A Third property of this relation is its freedom; perfectly free on the part of God and the creature. They are not fettered to each other with worse than chains of brass, as is the case in many relations among men. But God chose from the uninfluenced benevolence of his heart, whom his pleasure was to adopt afld constitute his heirs. Sa they becoming his regenerated and believing children, cordially choose him for their Father, the supreme friend and only portion of their souls. "And they whom "Christ hath made free are free indeed."
Fourthly, A distinguishing property of this relation, is its permanency—it lasteth forever. No human adoption or relation can sustain this character. The longest that can be conceived,. bears no proportion to it. All the years of Methusalah, could not constitute a moment. The drop of the bncket, the atom which plays in the sun beam, as they bear no proportion to the ocean and the universe, so there is no comparison of the duration of this relation. It is co-extended with the existence of Jehovah. The interminable nature of this relation makes the heart of
the believer to leap for joy. Behold, what manner of love is this 'which endureth forever.
I proceed to the
Third Head of this discourse, which was to direct your contemplations to the blessings granted to the children of God
Their blessings are beyond the conception of a created mind; and the tongue of a Seraph could make but a feeble description of them. It is not a mere honorary change of name, like many of the empty titles among men, but this honor involves an infinitude of glory, riches and felicity. A compleat retail of those blessings eternity alone must set forth. All that heaven, in the plenitude of its power and beneficence could bestow, is comprehended herein. A feeble glimpse of these wonders is allowed to saints on earth.
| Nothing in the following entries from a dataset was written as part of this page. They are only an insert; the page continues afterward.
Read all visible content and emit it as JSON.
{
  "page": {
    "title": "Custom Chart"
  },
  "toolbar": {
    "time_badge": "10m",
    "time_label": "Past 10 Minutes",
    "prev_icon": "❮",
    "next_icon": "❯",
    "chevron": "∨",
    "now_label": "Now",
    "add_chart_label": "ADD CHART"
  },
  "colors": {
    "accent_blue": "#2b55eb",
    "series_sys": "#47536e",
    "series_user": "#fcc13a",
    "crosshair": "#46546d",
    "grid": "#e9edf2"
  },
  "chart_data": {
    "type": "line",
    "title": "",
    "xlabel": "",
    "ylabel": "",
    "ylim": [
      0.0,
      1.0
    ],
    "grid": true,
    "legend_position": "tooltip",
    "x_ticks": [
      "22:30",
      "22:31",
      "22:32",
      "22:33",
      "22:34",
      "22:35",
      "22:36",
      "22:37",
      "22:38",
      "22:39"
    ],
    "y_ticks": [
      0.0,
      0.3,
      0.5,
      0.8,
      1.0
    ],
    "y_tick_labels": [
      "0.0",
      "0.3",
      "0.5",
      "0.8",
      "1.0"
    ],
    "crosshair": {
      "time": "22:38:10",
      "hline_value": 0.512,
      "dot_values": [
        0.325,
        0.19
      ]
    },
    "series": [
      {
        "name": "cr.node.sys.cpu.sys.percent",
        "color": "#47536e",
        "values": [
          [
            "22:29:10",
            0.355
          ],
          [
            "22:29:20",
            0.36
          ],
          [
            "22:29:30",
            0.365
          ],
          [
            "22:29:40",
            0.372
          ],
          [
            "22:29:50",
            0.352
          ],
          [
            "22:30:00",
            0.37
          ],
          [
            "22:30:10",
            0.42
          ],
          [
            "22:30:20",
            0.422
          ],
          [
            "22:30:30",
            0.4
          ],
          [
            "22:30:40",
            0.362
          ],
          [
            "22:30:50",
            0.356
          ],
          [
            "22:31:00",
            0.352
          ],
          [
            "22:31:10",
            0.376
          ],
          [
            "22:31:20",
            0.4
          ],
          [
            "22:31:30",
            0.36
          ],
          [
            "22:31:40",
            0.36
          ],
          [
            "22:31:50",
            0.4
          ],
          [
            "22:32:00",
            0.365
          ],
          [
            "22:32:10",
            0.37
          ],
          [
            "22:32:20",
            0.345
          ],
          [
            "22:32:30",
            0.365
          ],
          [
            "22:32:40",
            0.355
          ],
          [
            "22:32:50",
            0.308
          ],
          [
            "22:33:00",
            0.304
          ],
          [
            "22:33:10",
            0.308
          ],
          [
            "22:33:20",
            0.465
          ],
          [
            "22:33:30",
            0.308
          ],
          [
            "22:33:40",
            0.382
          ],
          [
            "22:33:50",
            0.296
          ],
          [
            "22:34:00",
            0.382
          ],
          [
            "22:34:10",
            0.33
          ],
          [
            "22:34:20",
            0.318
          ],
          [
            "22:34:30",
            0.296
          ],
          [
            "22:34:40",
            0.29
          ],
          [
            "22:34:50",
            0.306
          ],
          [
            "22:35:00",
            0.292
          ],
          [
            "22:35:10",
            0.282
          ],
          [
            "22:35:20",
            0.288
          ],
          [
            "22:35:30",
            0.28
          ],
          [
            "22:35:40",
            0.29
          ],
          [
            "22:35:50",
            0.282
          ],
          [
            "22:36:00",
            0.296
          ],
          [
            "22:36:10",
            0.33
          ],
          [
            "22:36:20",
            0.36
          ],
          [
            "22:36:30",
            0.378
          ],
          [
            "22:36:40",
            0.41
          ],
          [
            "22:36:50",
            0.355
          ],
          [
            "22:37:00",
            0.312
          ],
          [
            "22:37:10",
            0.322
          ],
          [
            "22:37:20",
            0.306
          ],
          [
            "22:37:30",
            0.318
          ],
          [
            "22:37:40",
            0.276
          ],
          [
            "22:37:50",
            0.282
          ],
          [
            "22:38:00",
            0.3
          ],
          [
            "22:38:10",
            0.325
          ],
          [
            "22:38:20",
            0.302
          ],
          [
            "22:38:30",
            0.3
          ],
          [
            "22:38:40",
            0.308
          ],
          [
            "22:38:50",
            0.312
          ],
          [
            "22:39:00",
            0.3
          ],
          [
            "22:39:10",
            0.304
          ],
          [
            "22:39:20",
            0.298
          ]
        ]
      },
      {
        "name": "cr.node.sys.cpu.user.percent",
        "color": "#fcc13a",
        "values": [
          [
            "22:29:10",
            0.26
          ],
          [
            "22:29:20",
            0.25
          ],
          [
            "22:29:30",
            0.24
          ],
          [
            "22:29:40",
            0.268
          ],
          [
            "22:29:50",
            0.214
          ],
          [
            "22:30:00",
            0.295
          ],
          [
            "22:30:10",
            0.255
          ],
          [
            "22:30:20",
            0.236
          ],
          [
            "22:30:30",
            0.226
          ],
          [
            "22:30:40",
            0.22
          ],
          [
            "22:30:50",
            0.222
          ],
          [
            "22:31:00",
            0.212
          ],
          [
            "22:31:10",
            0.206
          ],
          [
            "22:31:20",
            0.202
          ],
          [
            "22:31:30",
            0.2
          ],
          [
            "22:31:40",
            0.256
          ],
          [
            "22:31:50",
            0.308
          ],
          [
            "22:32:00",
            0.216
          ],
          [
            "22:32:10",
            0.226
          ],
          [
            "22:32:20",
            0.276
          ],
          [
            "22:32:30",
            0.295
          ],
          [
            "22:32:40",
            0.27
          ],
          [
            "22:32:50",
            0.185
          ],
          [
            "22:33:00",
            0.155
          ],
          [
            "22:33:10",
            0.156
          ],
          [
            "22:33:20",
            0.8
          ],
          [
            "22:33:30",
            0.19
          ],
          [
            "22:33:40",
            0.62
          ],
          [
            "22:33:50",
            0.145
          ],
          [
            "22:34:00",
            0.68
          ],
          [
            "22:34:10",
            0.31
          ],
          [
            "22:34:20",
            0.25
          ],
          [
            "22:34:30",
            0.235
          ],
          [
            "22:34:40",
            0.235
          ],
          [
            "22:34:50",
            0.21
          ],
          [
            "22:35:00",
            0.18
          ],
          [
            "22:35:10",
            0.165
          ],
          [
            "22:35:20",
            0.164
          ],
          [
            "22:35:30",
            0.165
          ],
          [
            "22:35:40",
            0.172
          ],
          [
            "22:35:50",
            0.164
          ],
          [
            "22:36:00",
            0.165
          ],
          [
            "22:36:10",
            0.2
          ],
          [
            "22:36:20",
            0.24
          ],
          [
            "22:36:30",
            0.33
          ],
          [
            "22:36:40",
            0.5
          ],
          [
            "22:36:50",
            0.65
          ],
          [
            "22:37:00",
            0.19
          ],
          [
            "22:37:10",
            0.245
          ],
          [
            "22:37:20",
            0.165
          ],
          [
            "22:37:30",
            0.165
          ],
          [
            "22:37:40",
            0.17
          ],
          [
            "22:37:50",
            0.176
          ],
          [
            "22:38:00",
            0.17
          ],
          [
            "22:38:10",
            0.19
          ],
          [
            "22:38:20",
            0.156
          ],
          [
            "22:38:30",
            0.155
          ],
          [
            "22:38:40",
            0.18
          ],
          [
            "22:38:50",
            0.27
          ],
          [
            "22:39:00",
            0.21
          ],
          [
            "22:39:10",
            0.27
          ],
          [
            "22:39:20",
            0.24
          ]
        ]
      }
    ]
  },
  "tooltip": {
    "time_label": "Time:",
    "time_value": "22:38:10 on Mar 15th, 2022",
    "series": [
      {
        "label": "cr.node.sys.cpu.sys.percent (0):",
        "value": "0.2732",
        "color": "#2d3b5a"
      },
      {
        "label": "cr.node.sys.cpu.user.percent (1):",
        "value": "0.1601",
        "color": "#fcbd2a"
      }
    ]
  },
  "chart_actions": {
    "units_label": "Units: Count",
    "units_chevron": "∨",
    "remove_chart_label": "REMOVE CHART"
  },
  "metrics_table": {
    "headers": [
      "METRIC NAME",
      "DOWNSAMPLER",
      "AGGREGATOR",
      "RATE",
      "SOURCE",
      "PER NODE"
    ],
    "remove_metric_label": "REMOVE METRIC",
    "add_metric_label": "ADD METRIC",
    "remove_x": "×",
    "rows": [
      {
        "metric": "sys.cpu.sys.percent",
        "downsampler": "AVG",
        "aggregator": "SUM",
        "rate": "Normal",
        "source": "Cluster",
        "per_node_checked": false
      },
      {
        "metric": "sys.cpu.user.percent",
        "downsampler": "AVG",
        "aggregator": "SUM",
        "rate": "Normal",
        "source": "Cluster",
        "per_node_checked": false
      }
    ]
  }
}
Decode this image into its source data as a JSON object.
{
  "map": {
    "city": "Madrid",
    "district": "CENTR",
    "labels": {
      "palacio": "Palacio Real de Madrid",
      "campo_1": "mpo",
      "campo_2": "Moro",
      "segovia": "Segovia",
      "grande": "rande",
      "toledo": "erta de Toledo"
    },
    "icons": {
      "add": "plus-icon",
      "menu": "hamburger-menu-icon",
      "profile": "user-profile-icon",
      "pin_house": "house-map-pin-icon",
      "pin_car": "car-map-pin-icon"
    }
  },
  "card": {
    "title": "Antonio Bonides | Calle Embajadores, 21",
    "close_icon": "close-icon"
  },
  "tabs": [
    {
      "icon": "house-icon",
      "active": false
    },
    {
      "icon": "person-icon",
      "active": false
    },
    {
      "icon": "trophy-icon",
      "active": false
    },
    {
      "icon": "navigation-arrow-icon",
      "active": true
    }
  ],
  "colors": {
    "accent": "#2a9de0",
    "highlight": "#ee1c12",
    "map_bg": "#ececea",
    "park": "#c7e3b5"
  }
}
First, One of the eminent blessings of this relation in scripture stile, is "The Spirit of adoption." A strong, strange and extensive phrase. What can be its contained ideas? Must they oot be something of the following nature: That they are in favor, peace, reconciliation and friendship with God as their Father ; that they hive an irrevocable interest in all the promises of the immutable covenant of grace; that they are in possession of the indwellings of the Holy Ghost; that they have access to God, and freedom to 'present their petitions and requests to him as to a Father; that they have a sure bulwark against all the infirmities of the flesh, the assaults of Satan, and the snares of the world. This spirit, feeling or temper, comprehends in it much sweetness, pleasure, consolation and joy. It affords a precious hope, and an undeceiving shore or support to faith; it dispels slavish fears, disperses doubts, quiets misgivings of heart, and diffuses over the soul same sprinklings of assurance ; it nourishes and encreases grace, opens the glories of heaven, and fills the l:eart with anticipation of eternal felicity. I pause, for whose